    And a jolly press that just goes along with your claims is certainly nice.

    What is known is that a US war plane dropped a bomb or bombs.  What is suspected is that someone was killed when they hit.

    No one knows who was killed.

    No one sent a team of US forces to inspect the site after.

    Let's stay with reporting or, rather, the lack of it.

    Reporters are supposed to report on what they see.

    So someone explain this nonsense from Walter Pincus or why the Washington Post let him yammer away.

    I was at the the hearing.

    We covered it:

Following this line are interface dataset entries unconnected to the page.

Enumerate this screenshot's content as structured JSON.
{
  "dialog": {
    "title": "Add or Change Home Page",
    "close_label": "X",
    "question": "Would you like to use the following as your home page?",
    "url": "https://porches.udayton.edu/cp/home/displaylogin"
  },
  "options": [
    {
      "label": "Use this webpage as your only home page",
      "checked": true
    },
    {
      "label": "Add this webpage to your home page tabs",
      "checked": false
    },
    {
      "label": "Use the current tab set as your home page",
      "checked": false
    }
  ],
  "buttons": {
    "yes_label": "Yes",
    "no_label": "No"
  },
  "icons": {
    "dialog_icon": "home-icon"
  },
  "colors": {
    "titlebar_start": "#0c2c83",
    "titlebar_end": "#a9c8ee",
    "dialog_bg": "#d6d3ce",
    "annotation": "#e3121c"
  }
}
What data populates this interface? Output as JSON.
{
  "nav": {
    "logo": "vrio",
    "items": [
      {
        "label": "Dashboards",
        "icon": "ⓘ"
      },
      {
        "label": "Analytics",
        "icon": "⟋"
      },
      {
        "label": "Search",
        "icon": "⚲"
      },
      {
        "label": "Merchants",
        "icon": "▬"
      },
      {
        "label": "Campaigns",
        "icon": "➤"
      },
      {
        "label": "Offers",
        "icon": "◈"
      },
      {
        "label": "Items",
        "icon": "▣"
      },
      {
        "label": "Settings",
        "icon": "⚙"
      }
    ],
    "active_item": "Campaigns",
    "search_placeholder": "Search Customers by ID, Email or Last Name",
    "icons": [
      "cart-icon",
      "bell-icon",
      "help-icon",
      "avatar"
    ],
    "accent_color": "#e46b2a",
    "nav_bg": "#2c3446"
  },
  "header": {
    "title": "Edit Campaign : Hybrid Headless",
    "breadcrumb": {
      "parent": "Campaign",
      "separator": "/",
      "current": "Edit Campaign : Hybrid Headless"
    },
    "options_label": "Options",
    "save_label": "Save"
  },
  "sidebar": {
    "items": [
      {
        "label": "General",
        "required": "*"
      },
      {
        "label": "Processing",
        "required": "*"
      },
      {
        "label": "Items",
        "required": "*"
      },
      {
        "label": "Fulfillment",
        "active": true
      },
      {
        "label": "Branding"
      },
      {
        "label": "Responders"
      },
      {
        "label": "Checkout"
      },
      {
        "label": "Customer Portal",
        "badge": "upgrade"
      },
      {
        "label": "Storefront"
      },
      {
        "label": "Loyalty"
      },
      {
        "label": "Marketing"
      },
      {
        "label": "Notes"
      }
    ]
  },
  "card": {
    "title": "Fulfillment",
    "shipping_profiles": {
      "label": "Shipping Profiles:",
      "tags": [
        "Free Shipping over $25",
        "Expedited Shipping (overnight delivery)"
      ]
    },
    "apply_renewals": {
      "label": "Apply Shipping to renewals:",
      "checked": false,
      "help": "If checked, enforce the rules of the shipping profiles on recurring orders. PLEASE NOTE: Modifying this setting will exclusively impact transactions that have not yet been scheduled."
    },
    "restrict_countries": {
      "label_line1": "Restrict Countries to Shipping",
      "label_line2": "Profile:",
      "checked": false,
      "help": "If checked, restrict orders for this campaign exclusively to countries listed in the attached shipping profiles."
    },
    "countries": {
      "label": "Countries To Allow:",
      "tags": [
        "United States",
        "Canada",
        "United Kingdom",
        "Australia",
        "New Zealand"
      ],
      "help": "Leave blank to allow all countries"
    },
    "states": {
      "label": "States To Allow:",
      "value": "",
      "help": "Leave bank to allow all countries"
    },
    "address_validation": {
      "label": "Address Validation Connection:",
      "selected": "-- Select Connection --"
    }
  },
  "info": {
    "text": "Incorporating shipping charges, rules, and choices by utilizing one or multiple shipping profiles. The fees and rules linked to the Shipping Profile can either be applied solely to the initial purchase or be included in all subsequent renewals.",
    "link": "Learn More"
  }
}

    I was at the hearing and at that hearing and others because there is so little press coverage of Congressional hearings.

    So I should be grateful for Walter's report.

    So I should be grateful for Walter's report?

    It's not a report.

    He wasn't present.

    He didn't even watch it on the TV.

    He half-way discloses he's using a transcript.

    He fails to disclose whose transcript.

    It's probably the Pentagon's transcript -- this month's already revealed that the Associated Press is using Pentagon transcripts to 'report' on hearings.

    In what journalistic world is that okay?

    A) They're not reporting on they've seen or heard.

    B) They're taking the word of the government when, in fact, a reporter is supposed to be skeptical.

    Any Pentagon transcript I've ever seen has had serious errors.

    I don't mean typos.

    I do mean that while the DoD witness at the hearing is generally quoted accurately (and generously), the members of Congress are not really documented accurately in the transcript.

    So it's really offensive that so-called reporters are offering 'reports' based on second hand sourcing.

    Even sadder is when, like Walter Pincus, they try to 'liven' the transcripts up.

    "Dempsy shot back . . ."


    You're reading a transcript and you're trying to make it come to life?

    You have no idea the tone or the manner in which the remarks were made.

    You should be compelled to stick to repeating stiff verbs such as "said" throughout your summary of a transcript someone provided you with.

    And it's a very sad day for journalism -- in a century already full of these sad days -- when a reporter can get away with using a prepared transcript -- prepared by a body with bias -- to 'report' on that took place at a hearing they didn't bother to attend.

    elise labott
    the washington post